Start of Block

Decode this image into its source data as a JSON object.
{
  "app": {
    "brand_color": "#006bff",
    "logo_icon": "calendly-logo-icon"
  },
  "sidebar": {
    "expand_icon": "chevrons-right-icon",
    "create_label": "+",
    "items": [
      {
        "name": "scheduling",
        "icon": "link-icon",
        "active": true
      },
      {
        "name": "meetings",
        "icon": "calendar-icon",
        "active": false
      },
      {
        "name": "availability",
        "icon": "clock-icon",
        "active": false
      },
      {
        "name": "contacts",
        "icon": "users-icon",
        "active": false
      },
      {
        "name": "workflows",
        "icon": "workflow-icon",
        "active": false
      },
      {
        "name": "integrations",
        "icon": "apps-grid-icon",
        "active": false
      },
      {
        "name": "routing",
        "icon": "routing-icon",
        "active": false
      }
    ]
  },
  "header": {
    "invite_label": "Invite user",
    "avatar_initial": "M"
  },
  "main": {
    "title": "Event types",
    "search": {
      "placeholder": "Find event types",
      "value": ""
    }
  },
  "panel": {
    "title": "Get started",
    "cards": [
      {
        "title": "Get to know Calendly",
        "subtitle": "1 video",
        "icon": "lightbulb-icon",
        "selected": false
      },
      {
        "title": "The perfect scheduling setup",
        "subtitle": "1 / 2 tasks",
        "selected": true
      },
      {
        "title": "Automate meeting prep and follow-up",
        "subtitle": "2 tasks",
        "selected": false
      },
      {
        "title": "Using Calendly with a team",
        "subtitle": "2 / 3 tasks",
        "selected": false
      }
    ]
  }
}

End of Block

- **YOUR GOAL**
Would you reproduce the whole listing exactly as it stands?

- **EXERCISE SOLUTION**
Decode this image into its source data as a JSON object.
{
  "app": {
    "brand_color": "#006bff",
    "logo_icon": "calendly-logo-icon"
  },
  "sidebar": {
    "expand_icon": "chevrons-right-icon",
    "create_label": "+",
    "items": [
      {
        "name": "scheduling",
        "icon": "link-icon",
        "active": true
      },
      {
        "name": "meetings",
        "icon": "calendar-icon",
        "active": false
      },
      {
        "name": "availability",
        "icon": "clock-icon",
        "active": false
      },
      {
        "name": "contacts",
        "icon": "users-icon",
        "active": false
      },
      {
        "name": "workflows",
        "icon": "workflow-icon",
        "active": false
      },
      {
        "name": "integrations",
        "icon": "apps-grid-icon",
        "active": false
      },
      {
        "name": "routing",
        "icon": "routing-icon",
        "active": false
      }
    ]
  },
  "header": {
    "invite_label": "Invite user",
    "avatar_initial": "M"
  },
  "main": {
    "title": "Event types",
    "search": {
      "placeholder": "Find event types",
      "value": ""
    }
  },
  "panel": {
    "title": "Get started",
    "cards": [
      {
        "title": "Get to know Calendly",
        "subtitle": "1 video",
        "icon": "lightbulb-icon",
        "selected": false
      },
      {
        "title": "The perfect scheduling setup",
        "subtitle": "1 / 2 tasks",
        "selected": true
      },
      {
        "title": "Automate meeting prep and follow-up",
        "subtitle": "2 tasks",
        "selected": false
      },
      {
        "title": "Using Calendly with a team",
        "subtitle": "2 / 3 tasks",
        "selected": false
      }
    ]
  }
}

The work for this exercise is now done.